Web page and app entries

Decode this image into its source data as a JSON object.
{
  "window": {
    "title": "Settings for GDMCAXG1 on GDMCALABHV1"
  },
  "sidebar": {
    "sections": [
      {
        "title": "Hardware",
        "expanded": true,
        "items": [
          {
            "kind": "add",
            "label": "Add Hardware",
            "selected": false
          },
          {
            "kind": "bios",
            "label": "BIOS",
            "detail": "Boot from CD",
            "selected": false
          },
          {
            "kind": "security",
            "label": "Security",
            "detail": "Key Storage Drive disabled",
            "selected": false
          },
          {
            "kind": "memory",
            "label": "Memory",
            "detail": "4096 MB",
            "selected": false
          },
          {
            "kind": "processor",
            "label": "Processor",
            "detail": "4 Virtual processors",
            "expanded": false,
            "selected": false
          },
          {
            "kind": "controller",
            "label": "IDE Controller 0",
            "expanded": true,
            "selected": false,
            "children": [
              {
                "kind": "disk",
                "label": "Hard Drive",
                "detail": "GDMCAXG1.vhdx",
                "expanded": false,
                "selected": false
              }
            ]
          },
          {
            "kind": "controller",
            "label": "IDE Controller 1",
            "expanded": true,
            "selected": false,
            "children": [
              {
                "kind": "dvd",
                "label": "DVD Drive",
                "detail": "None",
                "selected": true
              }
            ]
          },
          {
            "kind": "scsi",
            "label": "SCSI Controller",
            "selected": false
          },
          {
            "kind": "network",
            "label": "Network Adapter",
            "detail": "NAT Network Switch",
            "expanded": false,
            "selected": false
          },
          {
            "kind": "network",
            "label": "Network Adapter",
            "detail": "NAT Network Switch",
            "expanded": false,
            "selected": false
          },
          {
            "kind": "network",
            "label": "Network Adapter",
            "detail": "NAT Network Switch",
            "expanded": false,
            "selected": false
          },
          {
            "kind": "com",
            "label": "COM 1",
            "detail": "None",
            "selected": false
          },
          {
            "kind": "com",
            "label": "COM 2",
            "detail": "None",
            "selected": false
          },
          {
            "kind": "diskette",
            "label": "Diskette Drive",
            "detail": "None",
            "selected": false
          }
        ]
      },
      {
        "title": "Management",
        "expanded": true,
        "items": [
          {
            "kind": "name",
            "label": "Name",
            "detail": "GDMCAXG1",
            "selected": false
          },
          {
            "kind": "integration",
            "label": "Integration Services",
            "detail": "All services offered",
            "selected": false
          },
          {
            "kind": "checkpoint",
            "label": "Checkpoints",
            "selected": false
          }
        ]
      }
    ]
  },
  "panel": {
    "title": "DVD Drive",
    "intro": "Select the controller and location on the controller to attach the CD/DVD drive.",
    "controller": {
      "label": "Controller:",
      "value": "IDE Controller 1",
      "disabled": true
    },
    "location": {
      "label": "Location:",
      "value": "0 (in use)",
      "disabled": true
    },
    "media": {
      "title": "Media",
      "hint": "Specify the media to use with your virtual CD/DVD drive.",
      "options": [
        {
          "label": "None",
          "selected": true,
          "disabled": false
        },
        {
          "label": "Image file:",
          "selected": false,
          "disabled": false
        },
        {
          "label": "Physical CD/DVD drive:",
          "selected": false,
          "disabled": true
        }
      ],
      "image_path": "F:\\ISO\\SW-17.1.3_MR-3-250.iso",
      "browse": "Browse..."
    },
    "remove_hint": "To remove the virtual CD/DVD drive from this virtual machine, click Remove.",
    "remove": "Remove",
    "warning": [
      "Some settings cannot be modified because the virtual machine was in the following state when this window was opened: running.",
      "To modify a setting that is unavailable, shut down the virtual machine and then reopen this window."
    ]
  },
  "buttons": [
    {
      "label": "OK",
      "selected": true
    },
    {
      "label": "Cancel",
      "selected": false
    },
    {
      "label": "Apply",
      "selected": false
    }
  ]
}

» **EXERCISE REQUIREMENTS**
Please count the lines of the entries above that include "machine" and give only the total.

» **OUTPUT FOR THIS EXERCISE**
3